What I'm Thinking
Maundy Thursday, March 29, 2018
I've been thinking about Facebook, Mark Zuckerberg (I guess that's "Sugar City") and all, and how they are struggling to maintain profits and guard our privacy and stop promoting false information about candidates and all kinds of other things. So much to consider. How can they maintain profits and continue being Facebook if they have to...? On and on with the questions. Here's what I think: It's not that hard to put the good of the people first. Self-sacrifice is how good people live. Self-censorship and generosity, whether it is in your business model or your creative pursuits is what is needed here. I self-censor to be sure that what I am offering through my playwriting is of positive benefit to society. Many artists I know give freely and reduce what they could earn because what we really care about is not money but a world we can all applaud, be in awe of, and live in. Imagine if you could wake up every day and give a standing ovation to the world we created together. Let's create that kind of world.
February 11, 2018
These times are distressing. Yet I cannot help but stay positive. I present this reading from The Center for Action and Contemplation [cac.org] not to disparage other creation stories (because there are beautiful metaphors in many of them), but to highlight differences between stories that present a peaceful beginning and those presenting a violent beginning--and where those lead. From Richard Rohr:
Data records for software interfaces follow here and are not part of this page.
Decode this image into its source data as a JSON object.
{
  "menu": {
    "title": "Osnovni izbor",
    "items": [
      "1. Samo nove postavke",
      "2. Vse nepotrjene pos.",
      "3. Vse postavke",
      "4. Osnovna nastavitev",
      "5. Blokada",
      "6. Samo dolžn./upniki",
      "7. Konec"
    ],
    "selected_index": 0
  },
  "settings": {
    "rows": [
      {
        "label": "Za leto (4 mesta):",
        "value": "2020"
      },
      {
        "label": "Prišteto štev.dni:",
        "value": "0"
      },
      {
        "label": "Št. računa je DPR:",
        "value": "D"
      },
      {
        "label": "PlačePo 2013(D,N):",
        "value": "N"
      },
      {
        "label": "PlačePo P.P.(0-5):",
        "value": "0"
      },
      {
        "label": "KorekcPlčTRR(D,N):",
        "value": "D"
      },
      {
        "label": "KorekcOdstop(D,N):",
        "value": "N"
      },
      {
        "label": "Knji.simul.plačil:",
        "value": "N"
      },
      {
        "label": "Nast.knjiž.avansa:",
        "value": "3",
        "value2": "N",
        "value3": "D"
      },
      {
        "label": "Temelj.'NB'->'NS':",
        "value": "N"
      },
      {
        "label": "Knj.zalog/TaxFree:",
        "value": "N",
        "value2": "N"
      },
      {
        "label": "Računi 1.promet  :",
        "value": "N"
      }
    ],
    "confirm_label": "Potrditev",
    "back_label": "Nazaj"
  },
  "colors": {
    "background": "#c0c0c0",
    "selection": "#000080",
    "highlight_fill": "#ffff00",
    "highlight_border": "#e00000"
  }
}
"The first book of the Bible, Genesis, is not the Bible’s oldest book. Genesis’ two accounts of creation were compiled in their present form as late as 500 BC. During this period, the Jews were likely in exile in Babylon, where they were exposed to multiple creation stories....[T]he Babylonian Enuma Elish...describes creation happening after a battle between two gods. The male god kills the female god, then tears her body apart and uses half of her to create the heavens and half to create the earth...." [an interesting idea for a play]....
"[T]he driving engine of this story is violence, carnage, and destruction. So, the exiled Jews decided to write down their own oral tradition, surely to stay cohesive as a tribe among all the competing influences from Babylonians and others. In the Judeo-Christian story of Genesis 1, God—who is “Creator” in verse 1, “Spirit” in verse 2, and “Word” in verse 3 (foretastes of what we would eventually call Trinity)—creates from an overflowing abundance of love, joy, and creativity. Humanity’s core question about our origins is whether the engine of creation is violence and destruction or overflowing love, joy, and creativity. Is our starting point love and abundance or is it fear and hatred? How we begin is invariably how we end and how we proceed. Our creation story is important."
It is advent—a time of waiting for Christ to appear. According to Christian historians like John Dominic Crossan and others, it is likely that Jesus was not born at this time of year. It is also likely that any census taken at the time of Jesus’ birth (if Rome even called for one) would not have drawn Joseph and Mary to Bethlehem. So what do we do with those historical inaccuracies in the Biblical narrative? Why, at this time of year, are we waiting? And for what?
The thing about sacred scriptures is that they are seldom about history. They are about spiritual things, about changing our inner landscape, about how to approach the complexity of the world with a simple heart. The idea that scriptural stories are not factual, but metaphor, does not weaken them. It makes them stronger. We have to deal with metaphors. We have to delve into metaphors and ask ourselves what the meaning of the story is for us—for our spiritual enhancement, not for our understanding of history. Understanding history is extremely important, as current events show us; however, understanding history is very different from spiritual learning.
I like what James Finley of the Center for Action and Contemplation has to say in this beautiful Advent meditation. This year, I choose to meditate on his words as I wait for the birth of the Christ child and I offer it for your pleasure.